Friday, January 14, 2005

Let a Thousand Googles Bloom

Last month, Google announced a partnership with major research libraries to scan 20 million books for inclusion in Google's search database. For those works in the public domain, the full text will be available. For those works still possibly under copyright, only snippets will be seen. The potential of this project is only beginning to be understood — it is likely to bring about the most dramatic changes in the nature of research and the spread of culture since the birth of Google itself,1,1292618.story


Lisa Close said...

If you are prompted to log in, go to to get a login and password

Lisa Close said...

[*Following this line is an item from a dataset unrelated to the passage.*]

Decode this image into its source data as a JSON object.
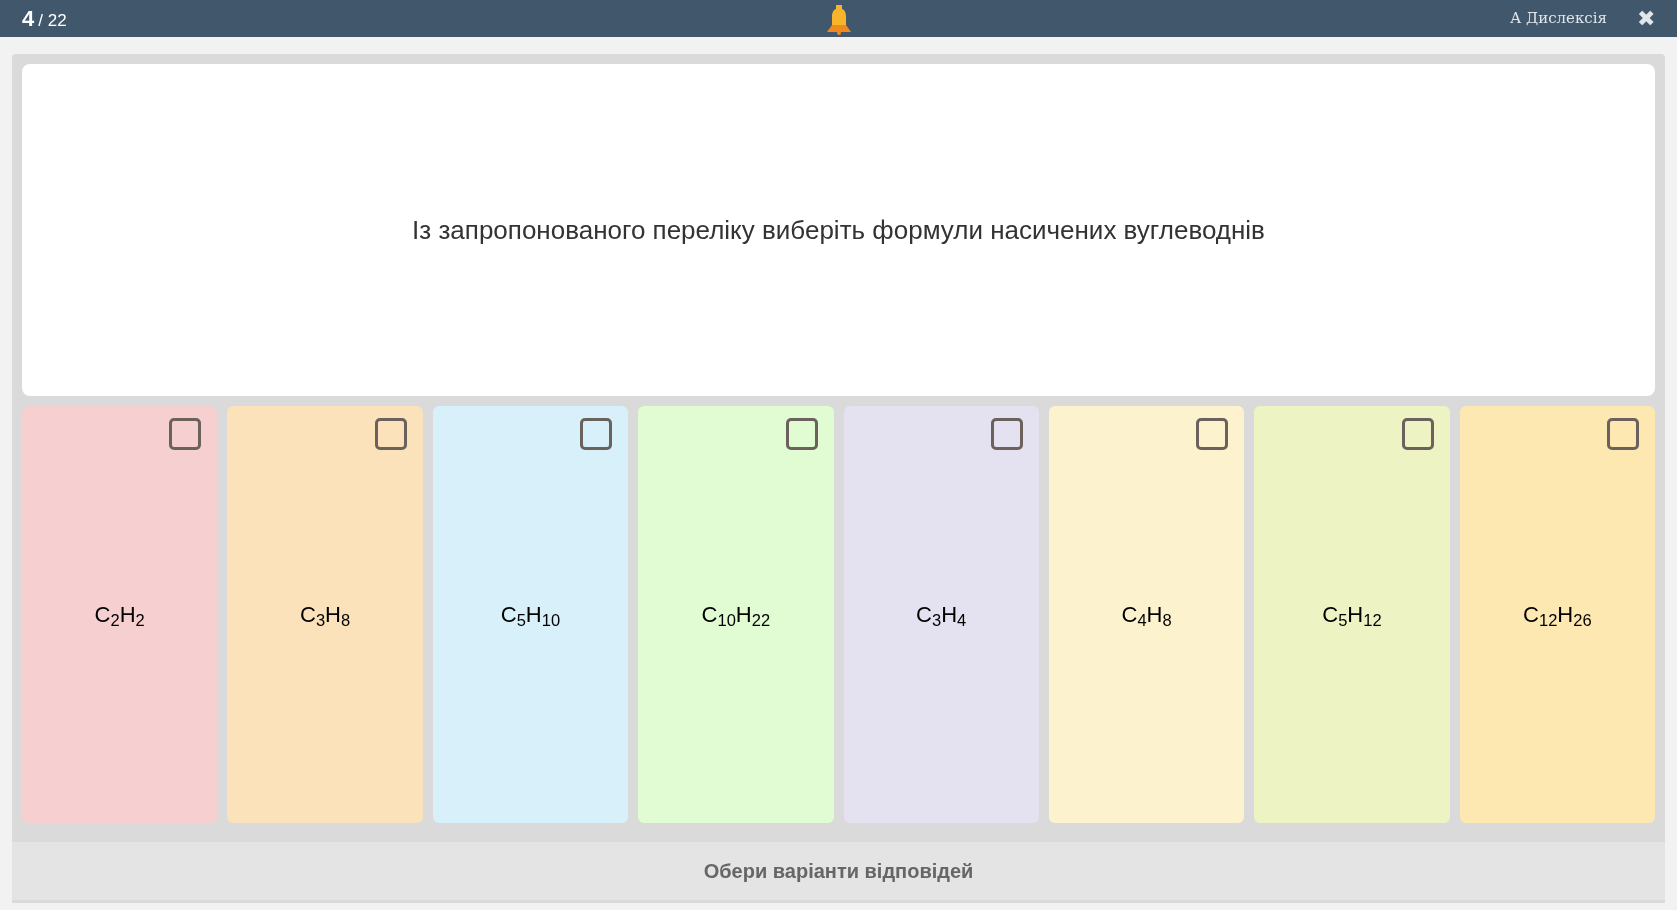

But the excitement around Google's extraordinary plan has obscured a dirty little secret: It is not at all clear that Google and these libraries have the legal right to do what is proposed. For work in the public domain, the right is clear enough. But for work not in the public domain, Google's right to scan — to copy — whole texts to index is uncertain at best, even if it ultimately makes only snippets available. When permission has been given by the copyright holder, again there's no problem. But when permission has not been secured, the law is essentially uncertain. If lawsuits were filed, and if Google and its partner libraries were found to have violated the law, their legal exposure could reach into the billions.

Aimee Reist said...

This was announced several weeks ago, but I thought it might be interesting to add to this discussion.

Ten major international libraries (including Carnegie Mellon University library and The Library of Congress) have agreed to combine their digitized book collections into a free text-based archive hosted by the not-for-profit Internet Archive.

Article available from Information World review.